**Work item:** Retype each entry below precisely as it reads.

Data about app and page elements:
■ ■ ■ ■ ■

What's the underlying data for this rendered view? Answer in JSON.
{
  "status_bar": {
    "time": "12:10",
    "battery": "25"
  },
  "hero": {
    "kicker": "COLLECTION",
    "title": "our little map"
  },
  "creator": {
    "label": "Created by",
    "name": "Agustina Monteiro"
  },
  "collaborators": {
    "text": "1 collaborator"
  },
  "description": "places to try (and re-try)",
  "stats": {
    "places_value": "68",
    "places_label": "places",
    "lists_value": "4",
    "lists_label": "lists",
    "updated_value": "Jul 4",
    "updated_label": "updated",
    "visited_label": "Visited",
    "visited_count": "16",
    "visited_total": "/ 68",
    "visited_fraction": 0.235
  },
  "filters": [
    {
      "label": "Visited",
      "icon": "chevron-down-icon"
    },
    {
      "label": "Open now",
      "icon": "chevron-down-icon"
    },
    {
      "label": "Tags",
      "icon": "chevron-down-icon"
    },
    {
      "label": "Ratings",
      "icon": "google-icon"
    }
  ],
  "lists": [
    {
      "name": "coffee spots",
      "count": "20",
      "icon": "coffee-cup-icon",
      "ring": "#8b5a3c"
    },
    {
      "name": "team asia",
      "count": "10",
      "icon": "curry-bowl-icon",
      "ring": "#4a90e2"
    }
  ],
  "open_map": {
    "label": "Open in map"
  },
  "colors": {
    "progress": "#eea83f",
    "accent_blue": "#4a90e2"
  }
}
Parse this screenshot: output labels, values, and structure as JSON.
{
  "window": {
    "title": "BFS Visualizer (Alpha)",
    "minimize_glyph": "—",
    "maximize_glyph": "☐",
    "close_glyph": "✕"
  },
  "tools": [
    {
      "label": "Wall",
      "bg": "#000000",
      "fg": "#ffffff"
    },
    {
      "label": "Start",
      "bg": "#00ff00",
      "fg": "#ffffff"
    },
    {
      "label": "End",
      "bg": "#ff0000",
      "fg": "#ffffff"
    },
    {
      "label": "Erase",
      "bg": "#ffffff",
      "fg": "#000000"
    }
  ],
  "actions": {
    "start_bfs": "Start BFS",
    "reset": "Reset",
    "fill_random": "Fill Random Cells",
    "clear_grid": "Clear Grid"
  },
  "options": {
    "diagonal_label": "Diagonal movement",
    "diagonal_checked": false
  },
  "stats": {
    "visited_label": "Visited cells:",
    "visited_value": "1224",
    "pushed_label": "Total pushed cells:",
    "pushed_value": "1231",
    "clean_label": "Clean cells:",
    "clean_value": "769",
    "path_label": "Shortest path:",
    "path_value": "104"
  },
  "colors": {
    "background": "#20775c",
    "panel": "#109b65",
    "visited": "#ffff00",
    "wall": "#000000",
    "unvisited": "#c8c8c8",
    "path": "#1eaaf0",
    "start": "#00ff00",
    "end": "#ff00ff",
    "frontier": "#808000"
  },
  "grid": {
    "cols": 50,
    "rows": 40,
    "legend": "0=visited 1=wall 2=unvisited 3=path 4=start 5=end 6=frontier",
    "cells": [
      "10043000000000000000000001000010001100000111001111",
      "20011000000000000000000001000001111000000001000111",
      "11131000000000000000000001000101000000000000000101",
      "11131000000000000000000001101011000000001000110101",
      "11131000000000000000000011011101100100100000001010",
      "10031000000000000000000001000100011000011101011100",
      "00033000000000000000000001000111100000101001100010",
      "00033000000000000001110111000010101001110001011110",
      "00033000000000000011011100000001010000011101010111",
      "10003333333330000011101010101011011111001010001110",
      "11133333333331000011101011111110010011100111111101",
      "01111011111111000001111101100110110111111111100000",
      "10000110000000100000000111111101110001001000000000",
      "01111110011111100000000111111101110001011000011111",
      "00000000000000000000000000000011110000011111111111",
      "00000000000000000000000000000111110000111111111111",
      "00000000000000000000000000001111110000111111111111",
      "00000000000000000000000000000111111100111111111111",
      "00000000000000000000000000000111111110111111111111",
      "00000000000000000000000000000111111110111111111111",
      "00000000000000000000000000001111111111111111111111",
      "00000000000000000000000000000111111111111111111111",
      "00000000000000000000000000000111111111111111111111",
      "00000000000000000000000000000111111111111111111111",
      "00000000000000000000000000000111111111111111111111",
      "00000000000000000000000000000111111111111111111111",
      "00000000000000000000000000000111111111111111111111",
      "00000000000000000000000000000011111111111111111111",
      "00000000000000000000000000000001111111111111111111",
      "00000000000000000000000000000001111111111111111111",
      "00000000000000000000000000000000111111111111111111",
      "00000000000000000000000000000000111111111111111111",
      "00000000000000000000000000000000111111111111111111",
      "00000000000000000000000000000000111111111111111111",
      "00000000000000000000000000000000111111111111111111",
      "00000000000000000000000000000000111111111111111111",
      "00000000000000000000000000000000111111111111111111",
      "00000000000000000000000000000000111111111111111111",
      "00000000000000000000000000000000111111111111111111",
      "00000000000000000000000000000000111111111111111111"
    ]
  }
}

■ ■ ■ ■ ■

**Exercise solution:**
What's the underlying data for this rendered view? Answer in JSON.
{
  "status_bar": {
    "time": "12:10",
    "battery": "25"
  },
  "hero": {
    "kicker": "COLLECTION",
    "title": "our little map"
  },
  "creator": {
    "label": "Created by",
    "name": "Agustina Monteiro"
  },
  "collaborators": {
    "text": "1 collaborator"
  },
  "description": "places to try (and re-try)",
  "stats": {
    "places_value": "68",
    "places_label": "places",
    "lists_value": "4",
    "lists_label": "lists",
    "updated_value": "Jul 4",
    "updated_label": "updated",
    "visited_label": "Visited",
    "visited_count": "16",
    "visited_total": "/ 68",
    "visited_fraction": 0.235
  },
  "filters": [
    {
      "label": "Visited",
      "icon": "chevron-down-icon"
    },
    {
      "label": "Open now",
      "icon": "chevron-down-icon"
    },
    {
      "label": "Tags",
      "icon": "chevron-down-icon"
    },
    {
      "label": "Ratings",
      "icon": "google-icon"
    }
  ],
  "lists": [
    {
      "name": "coffee spots",
      "count": "20",
      "icon": "coffee-cup-icon",
      "ring": "#8b5a3c"
    },
    {
      "name": "team asia",
      "count": "10",
      "icon": "curry-bowl-icon",
      "ring": "#4a90e2"
    }
  ],
  "open_map": {
    "label": "Open in map"
  },
  "colors": {
    "progress": "#eea83f",
    "accent_blue": "#4a90e2"
  }
}
Parse this screenshot: output labels, values, and structure as JSON.
{
  "window": {
    "title": "BFS Visualizer (Alpha)",
    "minimize_glyph": "—",
    "maximize_glyph": "☐",
    "close_glyph": "✕"
  },
  "tools": [
    {
      "label": "Wall",
      "bg": "#000000",
      "fg": "#ffffff"
    },
    {
      "label": "Start",
      "bg": "#00ff00",
      "fg": "#ffffff"
    },
    {
      "label": "End",
      "bg": "#ff0000",
      "fg": "#ffffff"
    },
    {
      "label": "Erase",
      "bg": "#ffffff",
      "fg": "#000000"
    }
  ],
  "actions": {
    "start_bfs": "Start BFS",
    "reset": "Reset",
    "fill_random": "Fill Random Cells",
    "clear_grid": "Clear Grid"
  },
  "options": {
    "diagonal_label": "Diagonal movement",
    "diagonal_checked": false
  },
  "stats": {
    "visited_label": "Visited cells:",
    "visited_value": "1224",
    "pushed_label": "Total pushed cells:",
    "pushed_value": "1231",
    "clean_label": "Clean cells:",
    "clean_value": "769",
    "path_label": "Shortest path:",
    "path_value": "104"
  },
  "colors": {
    "background": "#20775c",
    "panel": "#109b65",
    "visited": "#ffff00",
    "wall": "#000000",
    "unvisited": "#c8c8c8",
    "path": "#1eaaf0",
    "start": "#00ff00",
    "end": "#ff00ff",
    "frontier": "#808000"
  },
  "grid": {
    "cols": 50,
    "rows": 40,
    "legend": "0=visited 1=wall 2=unvisited 3=path 4=start 5=end 6=frontier",
    "cells": [
      "10043000000000000000000001000010001100000111001111",
      "20011000000000000000000001000001111000000001000111",
      "11131000000000000000000001000101000000000000000101",
      "11131000000000000000000001101011000000001000110101",
      "11131000000000000000000011011101100100100000001010",
      "10031000000000000000000001000100011000011101011100",
      "00033000000000000000000001000111100000101001100010",
      "00033000000000000001110111000010101001110001011110",
      "00033000000000000011011100000001010000011101010111",
      "10003333333330000011101010101011011111001010001110",
      "11133333333331000011101011111110010011100111111101",
      "01111011111111000001111101100110110111111111100000",
      "10000110000000100000000111111101110001001000000000",
      "01111110011111100000000111111101110001011000011111",
      "00000000000000000000000000000011110000011111111111",
      "00000000000000000000000000000111110000111111111111",
      "00000000000000000000000000001111110000111111111111",
      "00000000000000000000000000000111111100111111111111",
      "00000000000000000000000000000111111110111111111111",
      "00000000000000000000000000000111111110111111111111",
      "00000000000000000000000000001111111111111111111111",
      "00000000000000000000000000000111111111111111111111",
      "00000000000000000000000000000111111111111111111111",
      "00000000000000000000000000000111111111111111111111",
      "00000000000000000000000000000111111111111111111111",
      "00000000000000000000000000000111111111111111111111",
      "00000000000000000000000000000111111111111111111111",
      "00000000000000000000000000000011111111111111111111",
      "00000000000000000000000000000001111111111111111111",
      "00000000000000000000000000000001111111111111111111",
      "00000000000000000000000000000000111111111111111111",
      "00000000000000000000000000000000111111111111111111",
      "00000000000000000000000000000000111111111111111111",
      "00000000000000000000000000000000111111111111111111",
      "00000000000000000000000000000000111111111111111111",
      "00000000000000000000000000000000111111111111111111",
      "00000000000000000000000000000000111111111111111111",
      "00000000000000000000000000000000111111111111111111",
      "00000000000000000000000000000000111111111111111111",
      "00000000000000000000000000000000111111111111111111"
    ]
  }
}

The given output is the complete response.